Saved entries
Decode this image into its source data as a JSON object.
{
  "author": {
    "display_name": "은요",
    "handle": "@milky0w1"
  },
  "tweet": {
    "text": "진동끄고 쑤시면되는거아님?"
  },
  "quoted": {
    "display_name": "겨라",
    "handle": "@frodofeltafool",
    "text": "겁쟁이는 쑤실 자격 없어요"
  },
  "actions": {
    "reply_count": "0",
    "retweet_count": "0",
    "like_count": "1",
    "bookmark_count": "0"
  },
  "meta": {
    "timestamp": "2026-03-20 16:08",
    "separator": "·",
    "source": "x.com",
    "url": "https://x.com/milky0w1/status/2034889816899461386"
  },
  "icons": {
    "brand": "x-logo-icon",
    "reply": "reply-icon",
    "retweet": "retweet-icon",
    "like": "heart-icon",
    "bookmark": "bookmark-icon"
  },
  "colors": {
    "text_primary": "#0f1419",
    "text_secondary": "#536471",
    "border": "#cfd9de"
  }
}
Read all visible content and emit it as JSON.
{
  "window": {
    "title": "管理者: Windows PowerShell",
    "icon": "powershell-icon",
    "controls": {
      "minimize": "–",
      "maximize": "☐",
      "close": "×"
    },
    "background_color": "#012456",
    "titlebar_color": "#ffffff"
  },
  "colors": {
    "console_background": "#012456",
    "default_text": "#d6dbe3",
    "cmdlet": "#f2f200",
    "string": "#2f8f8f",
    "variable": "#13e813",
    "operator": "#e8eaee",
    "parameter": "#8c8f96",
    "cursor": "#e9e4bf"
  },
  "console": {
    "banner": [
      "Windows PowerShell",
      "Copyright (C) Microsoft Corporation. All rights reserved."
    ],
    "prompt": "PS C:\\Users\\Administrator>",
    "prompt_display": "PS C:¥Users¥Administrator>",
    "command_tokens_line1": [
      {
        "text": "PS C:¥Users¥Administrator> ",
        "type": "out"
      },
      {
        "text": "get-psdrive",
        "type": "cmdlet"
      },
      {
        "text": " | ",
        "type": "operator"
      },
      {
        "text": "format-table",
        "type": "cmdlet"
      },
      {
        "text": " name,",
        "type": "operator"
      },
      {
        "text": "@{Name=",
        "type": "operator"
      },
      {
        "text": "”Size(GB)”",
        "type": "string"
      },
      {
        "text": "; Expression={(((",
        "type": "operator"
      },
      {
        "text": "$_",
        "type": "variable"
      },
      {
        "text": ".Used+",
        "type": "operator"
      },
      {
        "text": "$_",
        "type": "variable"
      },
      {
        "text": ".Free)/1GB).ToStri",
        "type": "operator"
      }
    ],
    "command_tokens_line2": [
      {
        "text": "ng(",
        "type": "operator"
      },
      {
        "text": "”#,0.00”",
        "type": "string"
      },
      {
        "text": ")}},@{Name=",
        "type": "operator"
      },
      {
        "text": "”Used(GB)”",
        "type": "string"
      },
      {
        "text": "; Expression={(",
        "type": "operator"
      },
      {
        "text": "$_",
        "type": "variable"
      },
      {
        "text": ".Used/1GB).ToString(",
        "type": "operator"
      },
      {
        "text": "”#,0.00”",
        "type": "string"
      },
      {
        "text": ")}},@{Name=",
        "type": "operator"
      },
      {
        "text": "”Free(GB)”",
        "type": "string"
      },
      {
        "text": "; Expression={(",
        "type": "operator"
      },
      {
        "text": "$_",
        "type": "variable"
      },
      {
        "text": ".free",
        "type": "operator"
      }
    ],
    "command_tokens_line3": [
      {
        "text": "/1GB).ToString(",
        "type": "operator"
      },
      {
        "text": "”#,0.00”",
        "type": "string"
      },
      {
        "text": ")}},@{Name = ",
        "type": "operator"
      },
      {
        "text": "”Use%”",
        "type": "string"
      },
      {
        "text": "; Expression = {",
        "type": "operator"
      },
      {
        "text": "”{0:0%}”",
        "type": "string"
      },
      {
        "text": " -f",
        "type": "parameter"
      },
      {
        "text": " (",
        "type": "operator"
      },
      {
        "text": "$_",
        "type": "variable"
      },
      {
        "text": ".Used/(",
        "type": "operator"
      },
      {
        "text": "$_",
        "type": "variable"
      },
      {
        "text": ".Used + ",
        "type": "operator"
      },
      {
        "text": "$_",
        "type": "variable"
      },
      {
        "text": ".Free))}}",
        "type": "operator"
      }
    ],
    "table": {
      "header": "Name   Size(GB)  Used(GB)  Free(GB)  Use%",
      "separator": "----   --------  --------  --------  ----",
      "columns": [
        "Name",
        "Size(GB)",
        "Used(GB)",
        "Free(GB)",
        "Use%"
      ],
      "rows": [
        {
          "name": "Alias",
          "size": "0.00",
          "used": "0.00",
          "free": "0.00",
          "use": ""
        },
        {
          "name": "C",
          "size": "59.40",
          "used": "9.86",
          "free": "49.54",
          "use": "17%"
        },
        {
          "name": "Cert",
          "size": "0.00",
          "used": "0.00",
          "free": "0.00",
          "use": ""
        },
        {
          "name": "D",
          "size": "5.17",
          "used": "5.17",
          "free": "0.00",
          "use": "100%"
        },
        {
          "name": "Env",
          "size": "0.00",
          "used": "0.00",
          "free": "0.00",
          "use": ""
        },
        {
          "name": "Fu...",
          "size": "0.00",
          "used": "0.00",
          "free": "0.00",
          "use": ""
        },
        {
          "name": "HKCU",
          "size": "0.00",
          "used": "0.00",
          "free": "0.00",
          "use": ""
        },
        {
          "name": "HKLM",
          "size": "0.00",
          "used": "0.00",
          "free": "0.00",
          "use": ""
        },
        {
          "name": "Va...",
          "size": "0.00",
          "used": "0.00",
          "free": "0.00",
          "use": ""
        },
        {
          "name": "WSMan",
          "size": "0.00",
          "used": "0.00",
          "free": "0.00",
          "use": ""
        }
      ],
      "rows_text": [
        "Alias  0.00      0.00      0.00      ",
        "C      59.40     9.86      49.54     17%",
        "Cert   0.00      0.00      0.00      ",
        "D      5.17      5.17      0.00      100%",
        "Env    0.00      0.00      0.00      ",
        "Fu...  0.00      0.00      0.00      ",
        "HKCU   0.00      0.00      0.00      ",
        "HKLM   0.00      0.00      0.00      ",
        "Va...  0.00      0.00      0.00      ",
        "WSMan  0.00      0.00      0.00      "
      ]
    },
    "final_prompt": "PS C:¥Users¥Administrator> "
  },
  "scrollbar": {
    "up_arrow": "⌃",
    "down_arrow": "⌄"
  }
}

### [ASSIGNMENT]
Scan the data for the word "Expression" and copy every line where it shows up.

### [EXERCISE SOLUTION]
        "text": "; Expression={(((",
        "text": "; Expression={(",
        "text": "; Expression={(",
        "text": "; Expression = {",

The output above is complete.